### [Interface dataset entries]
[Start of section]

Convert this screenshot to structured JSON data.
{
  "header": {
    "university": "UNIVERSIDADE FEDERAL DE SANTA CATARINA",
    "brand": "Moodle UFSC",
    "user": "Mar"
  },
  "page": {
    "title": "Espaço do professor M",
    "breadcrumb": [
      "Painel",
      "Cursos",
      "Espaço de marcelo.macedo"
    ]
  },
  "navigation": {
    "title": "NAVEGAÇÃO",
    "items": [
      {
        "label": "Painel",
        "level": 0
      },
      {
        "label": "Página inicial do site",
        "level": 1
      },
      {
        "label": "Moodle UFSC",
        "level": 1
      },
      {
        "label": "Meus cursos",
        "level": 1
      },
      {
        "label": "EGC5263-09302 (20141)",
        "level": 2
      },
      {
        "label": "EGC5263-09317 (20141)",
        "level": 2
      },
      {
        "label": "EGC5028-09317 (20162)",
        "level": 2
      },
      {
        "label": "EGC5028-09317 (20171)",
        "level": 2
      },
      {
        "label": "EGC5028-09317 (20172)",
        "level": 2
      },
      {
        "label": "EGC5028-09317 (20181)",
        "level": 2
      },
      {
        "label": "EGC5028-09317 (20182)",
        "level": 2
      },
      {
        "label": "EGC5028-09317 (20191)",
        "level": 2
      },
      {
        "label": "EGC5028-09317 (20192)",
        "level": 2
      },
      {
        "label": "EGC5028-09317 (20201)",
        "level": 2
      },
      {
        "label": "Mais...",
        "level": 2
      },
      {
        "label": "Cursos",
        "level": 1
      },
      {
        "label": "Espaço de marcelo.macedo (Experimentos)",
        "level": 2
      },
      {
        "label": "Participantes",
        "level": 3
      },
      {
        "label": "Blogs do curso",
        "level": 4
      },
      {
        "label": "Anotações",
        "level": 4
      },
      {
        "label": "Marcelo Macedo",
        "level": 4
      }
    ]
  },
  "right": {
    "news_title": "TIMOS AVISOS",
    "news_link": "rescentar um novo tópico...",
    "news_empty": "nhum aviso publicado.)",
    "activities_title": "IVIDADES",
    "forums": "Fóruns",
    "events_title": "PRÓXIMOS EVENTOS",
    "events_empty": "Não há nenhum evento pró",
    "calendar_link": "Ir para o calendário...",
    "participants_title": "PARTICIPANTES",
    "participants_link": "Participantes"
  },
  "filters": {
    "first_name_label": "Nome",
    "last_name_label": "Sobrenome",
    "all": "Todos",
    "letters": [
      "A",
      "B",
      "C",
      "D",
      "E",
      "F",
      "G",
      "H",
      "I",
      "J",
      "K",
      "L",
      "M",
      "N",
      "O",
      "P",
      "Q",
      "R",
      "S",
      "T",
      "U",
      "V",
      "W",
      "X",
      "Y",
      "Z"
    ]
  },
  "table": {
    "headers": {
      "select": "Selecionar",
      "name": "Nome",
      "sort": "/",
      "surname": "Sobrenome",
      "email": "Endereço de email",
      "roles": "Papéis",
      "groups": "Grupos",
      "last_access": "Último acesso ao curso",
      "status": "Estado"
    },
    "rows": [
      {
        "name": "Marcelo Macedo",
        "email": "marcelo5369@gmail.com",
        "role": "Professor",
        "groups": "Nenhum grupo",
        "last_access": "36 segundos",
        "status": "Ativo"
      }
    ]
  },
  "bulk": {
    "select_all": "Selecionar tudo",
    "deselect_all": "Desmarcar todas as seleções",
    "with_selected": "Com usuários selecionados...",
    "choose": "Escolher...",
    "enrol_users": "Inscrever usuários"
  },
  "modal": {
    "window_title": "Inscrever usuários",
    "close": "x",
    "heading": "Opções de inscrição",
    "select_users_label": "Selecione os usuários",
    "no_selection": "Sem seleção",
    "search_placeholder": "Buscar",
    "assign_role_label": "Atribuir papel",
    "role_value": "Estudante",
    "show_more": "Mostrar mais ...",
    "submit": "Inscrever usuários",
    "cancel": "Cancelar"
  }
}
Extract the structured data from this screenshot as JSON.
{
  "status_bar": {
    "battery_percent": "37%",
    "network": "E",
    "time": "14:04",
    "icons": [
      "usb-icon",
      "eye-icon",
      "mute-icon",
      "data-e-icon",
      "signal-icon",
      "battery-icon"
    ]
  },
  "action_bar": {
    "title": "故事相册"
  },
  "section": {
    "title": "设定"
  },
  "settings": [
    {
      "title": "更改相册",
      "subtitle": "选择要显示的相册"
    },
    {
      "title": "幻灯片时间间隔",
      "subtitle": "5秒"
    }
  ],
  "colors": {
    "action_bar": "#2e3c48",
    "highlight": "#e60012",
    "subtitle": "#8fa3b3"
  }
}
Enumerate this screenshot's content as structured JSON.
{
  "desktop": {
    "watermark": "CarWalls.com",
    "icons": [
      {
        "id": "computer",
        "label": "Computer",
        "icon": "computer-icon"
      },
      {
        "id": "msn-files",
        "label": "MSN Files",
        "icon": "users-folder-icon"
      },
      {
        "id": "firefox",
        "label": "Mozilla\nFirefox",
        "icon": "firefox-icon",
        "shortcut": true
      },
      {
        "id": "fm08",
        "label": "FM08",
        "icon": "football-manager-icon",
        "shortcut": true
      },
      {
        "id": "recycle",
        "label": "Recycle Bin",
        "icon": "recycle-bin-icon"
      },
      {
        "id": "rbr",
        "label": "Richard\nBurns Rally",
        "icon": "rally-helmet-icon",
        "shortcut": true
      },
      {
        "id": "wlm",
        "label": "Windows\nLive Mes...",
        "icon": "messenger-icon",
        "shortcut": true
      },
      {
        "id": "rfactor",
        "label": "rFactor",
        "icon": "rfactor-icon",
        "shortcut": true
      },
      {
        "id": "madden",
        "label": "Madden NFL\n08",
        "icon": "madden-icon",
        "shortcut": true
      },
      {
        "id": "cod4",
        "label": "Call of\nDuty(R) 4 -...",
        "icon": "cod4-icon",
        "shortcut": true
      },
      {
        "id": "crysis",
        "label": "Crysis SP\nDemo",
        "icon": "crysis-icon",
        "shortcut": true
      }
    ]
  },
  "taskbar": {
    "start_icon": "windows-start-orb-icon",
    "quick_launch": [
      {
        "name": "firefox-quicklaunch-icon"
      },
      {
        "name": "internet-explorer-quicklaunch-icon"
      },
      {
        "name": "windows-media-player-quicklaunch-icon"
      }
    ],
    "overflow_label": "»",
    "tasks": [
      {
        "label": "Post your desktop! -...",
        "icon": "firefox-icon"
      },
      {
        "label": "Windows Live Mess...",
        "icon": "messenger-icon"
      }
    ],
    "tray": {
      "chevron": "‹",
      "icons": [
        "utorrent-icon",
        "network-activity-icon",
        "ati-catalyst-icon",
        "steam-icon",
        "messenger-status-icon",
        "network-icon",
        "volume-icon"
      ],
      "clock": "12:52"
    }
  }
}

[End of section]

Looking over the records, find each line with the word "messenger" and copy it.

### [TASK RESULT]
        "icon": "messenger-icon",
        "icon": "messenger-icon"
        "messenger-status-icon",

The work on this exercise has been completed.